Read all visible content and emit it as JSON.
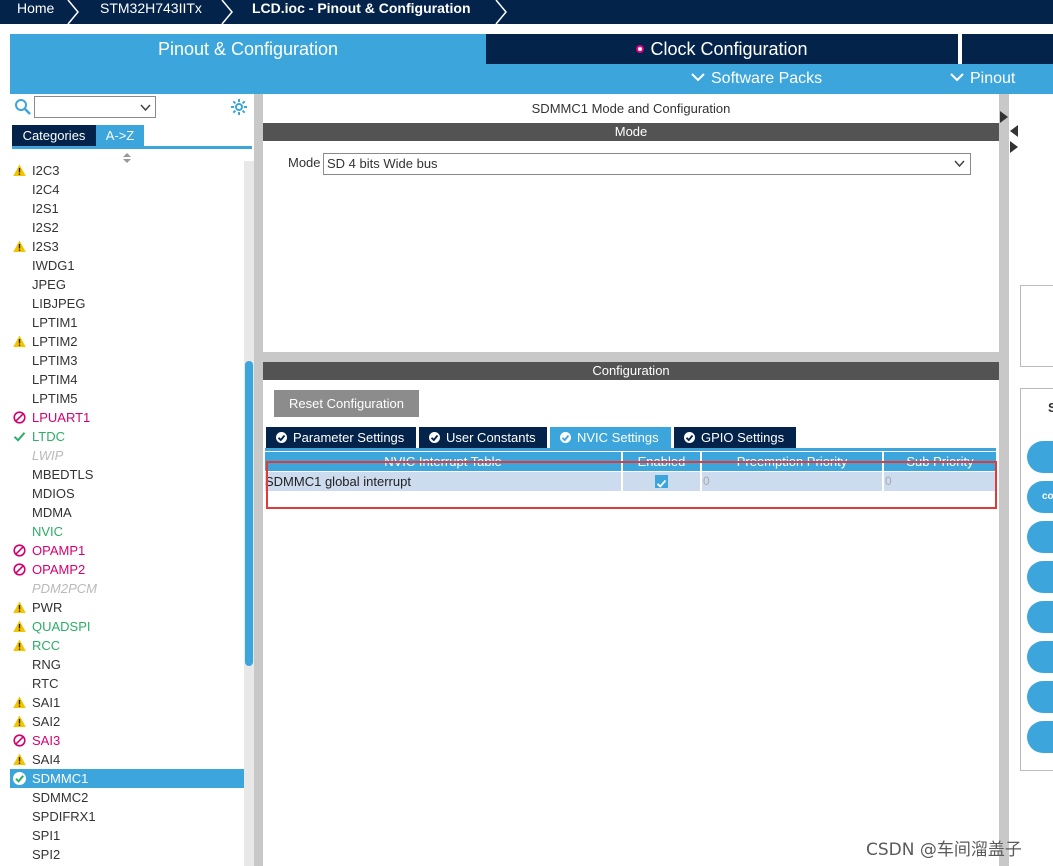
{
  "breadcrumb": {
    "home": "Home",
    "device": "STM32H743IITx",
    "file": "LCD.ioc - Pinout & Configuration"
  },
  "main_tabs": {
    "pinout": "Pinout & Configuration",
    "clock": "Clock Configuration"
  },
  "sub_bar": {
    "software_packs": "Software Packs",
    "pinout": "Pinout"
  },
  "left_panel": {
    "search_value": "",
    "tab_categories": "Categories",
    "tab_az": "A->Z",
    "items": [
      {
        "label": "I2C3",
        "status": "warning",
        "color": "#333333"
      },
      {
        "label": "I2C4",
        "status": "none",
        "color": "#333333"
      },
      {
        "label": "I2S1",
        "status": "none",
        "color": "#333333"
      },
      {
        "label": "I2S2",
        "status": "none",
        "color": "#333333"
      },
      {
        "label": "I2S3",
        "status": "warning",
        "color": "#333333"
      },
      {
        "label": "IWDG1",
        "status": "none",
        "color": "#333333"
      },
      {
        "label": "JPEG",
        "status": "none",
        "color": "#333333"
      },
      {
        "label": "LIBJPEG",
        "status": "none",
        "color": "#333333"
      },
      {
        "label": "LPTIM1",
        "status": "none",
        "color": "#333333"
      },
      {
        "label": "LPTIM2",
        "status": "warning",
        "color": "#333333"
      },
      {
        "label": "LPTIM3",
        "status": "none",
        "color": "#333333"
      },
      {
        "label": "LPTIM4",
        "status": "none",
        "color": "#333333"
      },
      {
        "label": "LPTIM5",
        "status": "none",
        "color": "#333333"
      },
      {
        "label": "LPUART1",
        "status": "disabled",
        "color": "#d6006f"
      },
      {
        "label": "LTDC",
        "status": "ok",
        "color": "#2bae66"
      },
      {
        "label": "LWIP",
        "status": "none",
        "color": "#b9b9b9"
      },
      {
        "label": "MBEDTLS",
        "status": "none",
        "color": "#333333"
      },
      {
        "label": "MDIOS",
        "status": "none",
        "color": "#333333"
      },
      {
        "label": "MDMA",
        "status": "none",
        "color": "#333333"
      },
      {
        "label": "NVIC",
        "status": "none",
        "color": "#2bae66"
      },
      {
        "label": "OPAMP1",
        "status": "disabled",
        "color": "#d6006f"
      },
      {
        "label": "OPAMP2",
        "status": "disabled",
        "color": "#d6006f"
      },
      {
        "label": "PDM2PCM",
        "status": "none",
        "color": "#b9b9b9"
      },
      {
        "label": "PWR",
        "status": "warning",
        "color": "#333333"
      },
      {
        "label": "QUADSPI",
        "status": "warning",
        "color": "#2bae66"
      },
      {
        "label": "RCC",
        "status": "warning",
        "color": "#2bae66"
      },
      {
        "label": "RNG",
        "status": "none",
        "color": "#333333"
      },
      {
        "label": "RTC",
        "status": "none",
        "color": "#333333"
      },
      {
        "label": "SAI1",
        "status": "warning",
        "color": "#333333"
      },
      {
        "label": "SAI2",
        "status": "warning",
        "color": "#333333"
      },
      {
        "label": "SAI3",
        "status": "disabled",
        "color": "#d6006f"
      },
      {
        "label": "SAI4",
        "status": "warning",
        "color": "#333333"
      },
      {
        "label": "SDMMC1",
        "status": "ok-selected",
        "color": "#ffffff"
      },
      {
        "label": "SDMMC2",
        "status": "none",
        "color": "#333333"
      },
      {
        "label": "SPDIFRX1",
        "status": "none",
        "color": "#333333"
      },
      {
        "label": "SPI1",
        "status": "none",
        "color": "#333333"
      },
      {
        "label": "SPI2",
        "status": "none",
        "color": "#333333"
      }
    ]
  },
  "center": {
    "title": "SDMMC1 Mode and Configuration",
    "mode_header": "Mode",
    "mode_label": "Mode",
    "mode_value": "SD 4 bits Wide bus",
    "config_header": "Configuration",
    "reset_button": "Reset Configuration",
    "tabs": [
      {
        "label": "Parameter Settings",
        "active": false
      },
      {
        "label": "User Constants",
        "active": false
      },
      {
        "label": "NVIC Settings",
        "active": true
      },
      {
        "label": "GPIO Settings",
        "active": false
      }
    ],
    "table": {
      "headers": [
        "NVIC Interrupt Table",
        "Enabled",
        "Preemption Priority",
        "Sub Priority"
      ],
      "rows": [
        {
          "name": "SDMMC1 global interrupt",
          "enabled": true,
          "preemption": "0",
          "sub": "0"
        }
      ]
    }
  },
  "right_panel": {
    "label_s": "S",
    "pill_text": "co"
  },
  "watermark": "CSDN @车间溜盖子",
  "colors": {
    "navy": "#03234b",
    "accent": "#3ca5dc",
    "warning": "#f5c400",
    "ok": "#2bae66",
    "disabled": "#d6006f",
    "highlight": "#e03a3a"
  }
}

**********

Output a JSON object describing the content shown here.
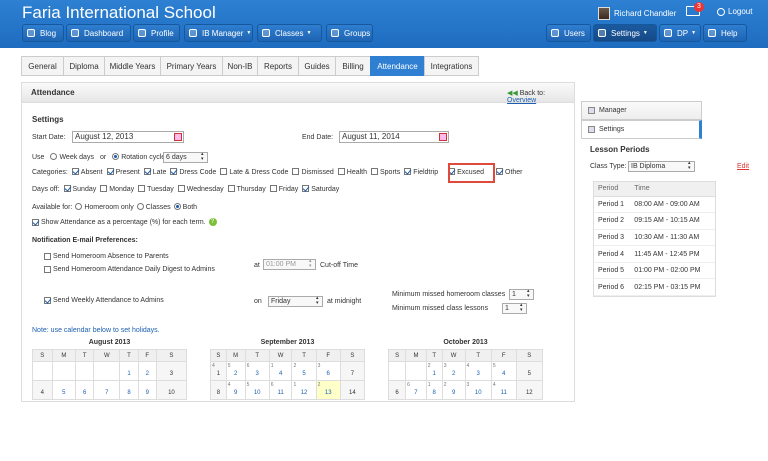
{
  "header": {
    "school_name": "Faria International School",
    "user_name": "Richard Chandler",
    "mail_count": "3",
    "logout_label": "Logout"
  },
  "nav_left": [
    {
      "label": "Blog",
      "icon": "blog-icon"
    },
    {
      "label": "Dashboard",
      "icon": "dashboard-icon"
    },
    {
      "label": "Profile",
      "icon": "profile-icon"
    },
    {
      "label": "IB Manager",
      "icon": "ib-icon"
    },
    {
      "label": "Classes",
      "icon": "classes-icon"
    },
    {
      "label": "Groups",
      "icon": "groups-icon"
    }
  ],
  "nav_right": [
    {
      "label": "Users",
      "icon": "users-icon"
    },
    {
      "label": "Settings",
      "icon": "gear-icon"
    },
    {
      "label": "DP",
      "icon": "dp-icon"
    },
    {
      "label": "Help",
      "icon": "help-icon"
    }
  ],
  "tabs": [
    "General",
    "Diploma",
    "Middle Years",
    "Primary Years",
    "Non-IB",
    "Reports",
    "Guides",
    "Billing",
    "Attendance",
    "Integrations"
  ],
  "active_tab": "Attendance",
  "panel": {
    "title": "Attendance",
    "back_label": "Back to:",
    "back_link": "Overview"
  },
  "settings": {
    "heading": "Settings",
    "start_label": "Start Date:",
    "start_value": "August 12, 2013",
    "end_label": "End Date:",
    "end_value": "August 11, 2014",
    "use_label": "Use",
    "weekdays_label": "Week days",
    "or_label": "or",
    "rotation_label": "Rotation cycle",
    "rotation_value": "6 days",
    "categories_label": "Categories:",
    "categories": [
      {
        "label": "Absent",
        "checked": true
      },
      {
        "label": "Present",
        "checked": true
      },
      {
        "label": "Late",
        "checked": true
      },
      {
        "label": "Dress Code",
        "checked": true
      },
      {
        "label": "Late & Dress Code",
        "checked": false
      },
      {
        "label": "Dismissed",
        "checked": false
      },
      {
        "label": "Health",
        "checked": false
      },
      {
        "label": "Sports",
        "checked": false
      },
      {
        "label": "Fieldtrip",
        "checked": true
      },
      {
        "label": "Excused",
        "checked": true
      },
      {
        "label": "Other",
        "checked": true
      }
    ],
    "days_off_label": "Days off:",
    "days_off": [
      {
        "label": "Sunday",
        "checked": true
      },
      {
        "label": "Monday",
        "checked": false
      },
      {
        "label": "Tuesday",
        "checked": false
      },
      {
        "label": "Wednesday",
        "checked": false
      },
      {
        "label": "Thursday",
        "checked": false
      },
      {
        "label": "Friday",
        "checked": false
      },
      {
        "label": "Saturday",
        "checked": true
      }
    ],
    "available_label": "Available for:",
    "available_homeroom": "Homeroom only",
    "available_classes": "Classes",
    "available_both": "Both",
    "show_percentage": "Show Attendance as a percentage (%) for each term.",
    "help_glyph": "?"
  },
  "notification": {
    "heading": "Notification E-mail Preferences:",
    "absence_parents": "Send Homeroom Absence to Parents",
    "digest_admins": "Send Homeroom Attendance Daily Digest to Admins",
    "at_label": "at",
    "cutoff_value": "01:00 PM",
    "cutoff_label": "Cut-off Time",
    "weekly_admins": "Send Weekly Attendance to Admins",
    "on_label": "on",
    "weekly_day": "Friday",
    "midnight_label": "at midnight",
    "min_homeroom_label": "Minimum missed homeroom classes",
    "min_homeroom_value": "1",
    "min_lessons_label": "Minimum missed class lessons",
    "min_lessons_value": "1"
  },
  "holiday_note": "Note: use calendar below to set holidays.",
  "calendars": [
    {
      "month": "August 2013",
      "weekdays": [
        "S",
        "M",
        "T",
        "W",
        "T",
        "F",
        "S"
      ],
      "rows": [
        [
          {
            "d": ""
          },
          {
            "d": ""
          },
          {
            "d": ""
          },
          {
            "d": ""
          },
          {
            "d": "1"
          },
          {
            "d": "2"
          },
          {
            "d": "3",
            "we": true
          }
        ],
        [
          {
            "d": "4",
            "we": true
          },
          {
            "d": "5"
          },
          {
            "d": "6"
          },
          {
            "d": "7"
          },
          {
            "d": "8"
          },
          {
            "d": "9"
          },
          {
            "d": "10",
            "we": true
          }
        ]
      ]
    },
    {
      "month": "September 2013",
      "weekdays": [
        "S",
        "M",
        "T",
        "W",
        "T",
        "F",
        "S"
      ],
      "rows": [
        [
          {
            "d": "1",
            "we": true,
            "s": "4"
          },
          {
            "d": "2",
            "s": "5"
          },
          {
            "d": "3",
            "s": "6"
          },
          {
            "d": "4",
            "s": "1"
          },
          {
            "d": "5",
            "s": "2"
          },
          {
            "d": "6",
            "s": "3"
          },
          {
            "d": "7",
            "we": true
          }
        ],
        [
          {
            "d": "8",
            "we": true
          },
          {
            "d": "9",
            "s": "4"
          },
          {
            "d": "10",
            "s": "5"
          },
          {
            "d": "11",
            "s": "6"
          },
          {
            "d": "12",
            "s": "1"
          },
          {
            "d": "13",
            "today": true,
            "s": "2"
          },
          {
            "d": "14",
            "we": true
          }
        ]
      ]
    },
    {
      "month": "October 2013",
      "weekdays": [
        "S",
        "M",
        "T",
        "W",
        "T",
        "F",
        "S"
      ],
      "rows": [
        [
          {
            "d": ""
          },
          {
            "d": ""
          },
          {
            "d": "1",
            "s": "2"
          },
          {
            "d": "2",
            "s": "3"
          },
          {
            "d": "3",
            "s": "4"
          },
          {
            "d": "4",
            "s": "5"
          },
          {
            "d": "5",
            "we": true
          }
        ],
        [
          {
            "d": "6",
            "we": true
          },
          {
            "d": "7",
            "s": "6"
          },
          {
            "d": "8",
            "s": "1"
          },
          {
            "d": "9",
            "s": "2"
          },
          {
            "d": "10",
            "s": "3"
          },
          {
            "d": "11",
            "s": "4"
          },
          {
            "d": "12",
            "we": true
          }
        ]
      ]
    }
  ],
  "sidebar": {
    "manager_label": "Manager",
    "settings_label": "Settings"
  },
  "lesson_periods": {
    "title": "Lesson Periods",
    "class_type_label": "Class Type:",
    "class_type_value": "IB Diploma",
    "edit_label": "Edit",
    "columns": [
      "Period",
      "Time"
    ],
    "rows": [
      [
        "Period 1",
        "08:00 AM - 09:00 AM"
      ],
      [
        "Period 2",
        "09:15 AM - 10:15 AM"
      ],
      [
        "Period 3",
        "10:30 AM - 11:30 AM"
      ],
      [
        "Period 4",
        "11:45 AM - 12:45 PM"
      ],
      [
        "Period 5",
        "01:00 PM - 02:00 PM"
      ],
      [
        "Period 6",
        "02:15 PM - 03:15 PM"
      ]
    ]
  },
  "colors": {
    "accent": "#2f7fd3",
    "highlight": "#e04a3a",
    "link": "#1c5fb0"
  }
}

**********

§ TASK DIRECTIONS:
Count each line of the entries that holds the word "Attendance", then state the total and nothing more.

§ EXERCISE ANSWER:
6